Family Life and Social Causes
The American family has run out of time. Working parents are weary and frantic; even children have no moment to spare. On the surface, families are coping by teaching children to put the roast in the oven after school, enrolling them in day care, hiring nannies, making play dates, sending out laundry and ordering pizza. “We spend a lot of time buying time,” observes an economist. “What we’re doing is contracting out for family care,” notes a parent, “but there’s a limit.
If you contract out everything, you have an enterprise, not a family. ” Like the ever expanding white-collar workday, this stage of family evolution defies all the expectations of a generation ago. For many years, stress research tended to focus on men, and so the office or factory floor was viewed as the primary source of tension. The home, on the other hand, was a sanctuary a benign environment in which one recuperated from problems at work. The experts know better now (Davidson & Moore,1992).
Listen to this family: “The most precious commodity to us is time,: agree architect Don and his wife Candy, both 41 and parents of a 4 year old son Jonathan. “We have tried to simplify our lives as much as possible. ” Candy believes she and her husband are living “better lives than our parents. More hectic. But fuller. ” Don wonders about that. “It’s dangerous to use the word fuller. Where is that sense of spirituality that we talked about in the 1980`s? Where is the time to go up to the mountaintop? Technology is a diversion from life. You can be transfixed.
I’m not sure that technology does not remove us from each other, isolate us. In architecture we’re seeing demands for media rooms. What ever happened to the kitchen as a gathering place? ” No combination of innovations, inventions or timely hints will restore the American family to its imagined bygone tranquility. Only a dramatic change in both attitudes and economics would offer a genuine respite (Zimmerman, 1995). And, anyway, who has not felt the exhilaration of running this race, which many might actually missed it if these slowed to a trot.

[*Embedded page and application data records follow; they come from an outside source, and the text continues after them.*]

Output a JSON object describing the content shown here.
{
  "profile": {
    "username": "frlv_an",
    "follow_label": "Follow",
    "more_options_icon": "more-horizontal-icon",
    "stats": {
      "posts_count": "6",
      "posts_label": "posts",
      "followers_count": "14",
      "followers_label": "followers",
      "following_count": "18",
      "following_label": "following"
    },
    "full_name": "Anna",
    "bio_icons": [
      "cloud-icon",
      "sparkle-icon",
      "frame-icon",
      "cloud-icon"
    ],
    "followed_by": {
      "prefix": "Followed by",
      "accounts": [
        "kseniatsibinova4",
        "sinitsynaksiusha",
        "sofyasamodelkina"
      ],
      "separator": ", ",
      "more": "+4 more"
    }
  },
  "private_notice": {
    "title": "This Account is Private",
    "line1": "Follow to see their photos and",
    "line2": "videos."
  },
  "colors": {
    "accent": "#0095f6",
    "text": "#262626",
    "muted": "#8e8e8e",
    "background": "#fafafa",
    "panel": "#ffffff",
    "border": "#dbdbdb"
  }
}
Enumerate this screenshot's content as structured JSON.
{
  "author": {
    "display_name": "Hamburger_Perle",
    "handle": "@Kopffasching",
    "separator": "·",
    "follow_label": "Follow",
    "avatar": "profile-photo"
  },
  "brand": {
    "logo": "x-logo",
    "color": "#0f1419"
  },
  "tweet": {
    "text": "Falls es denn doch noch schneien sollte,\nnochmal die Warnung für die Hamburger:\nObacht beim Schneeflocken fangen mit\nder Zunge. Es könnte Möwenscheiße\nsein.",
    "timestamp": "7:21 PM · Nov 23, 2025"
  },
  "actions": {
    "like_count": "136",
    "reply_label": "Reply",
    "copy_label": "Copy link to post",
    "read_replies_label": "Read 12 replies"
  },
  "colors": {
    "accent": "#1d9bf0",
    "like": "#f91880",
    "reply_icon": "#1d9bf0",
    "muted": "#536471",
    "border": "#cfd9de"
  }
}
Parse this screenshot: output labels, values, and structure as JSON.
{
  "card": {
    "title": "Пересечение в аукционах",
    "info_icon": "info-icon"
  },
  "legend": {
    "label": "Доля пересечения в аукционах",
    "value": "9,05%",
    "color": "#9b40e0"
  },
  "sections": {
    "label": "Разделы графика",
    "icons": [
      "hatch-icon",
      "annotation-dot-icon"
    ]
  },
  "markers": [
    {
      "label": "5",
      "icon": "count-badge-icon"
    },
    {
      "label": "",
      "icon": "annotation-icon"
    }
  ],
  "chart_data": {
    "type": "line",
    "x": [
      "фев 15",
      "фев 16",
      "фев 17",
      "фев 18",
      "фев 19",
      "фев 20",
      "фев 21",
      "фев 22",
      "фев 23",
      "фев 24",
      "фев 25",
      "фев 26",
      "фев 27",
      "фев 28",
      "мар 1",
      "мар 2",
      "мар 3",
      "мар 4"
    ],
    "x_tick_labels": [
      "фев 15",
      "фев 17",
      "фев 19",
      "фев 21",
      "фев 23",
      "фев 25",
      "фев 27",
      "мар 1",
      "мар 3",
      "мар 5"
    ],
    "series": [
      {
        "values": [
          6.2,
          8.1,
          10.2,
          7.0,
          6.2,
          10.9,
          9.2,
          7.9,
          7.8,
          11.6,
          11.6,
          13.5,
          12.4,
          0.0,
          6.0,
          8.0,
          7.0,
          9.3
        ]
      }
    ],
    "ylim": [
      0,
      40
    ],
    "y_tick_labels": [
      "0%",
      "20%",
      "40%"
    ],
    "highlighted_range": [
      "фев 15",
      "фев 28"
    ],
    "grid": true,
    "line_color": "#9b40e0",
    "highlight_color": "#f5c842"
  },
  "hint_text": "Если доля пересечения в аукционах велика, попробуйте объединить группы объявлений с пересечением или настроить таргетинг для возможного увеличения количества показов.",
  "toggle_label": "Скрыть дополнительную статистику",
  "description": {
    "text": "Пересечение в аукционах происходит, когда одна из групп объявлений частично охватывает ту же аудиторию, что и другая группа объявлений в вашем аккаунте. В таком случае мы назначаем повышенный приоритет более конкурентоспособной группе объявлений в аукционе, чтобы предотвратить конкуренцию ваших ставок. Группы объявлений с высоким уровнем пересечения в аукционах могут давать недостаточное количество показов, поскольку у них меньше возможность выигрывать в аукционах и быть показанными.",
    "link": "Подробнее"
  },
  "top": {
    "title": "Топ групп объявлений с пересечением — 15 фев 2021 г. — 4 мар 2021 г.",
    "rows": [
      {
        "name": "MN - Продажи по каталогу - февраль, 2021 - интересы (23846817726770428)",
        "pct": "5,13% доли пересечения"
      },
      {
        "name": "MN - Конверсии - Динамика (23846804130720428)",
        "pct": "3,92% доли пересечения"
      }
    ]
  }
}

But at some point individuals must find their time to consider the price of their preoccupation and the toll on the spirit exacted by exhaustion. With too little sleep there are too few dreams. And for children, especially, being eight years old should include some long, ice-creamy afternoons of favorites stories and grassy feet. Some things are just worth the time. The survey method is chosen in this study as surveys are particularly well suited to studying what investigators cannot observe directly, such as the family life.
Further, it is a descriptive research as the subjects’ responses painted a picture of the issue of interest, “How American family life has run out of time”. Hence parents are the population of my study but I used only a sample of the population to represent the whole American family. In this survey research, I employed the interview technique where series of questions were personally asked by the researcher to the respondents. Specifically, it is an open-ended interview as it allows the researcher to ask follow-up questions that probe and clarify the subject’s responses.
However, the sociological causes underlying the issue of family time is too complex to predict precisely and hence it is very difficult to make a conclusion of the study.
References Davidson, J. K. Sr. and Moore, N. B. (1992). Marriage and Family. Iowa: Wm C. Brown Publishers. Lamanna, M. & Riedmann, A. (2005). Marriages & Families (9TH Ed. ) Wadsworth Publishing Company. Zimmerman, S. L. (1995). Understanding Family Policy: Theories and Applications. 2nd Ed. Thousand Oaks, California: Sage Publications Inc.Sample Essay of AssignmentExpert.com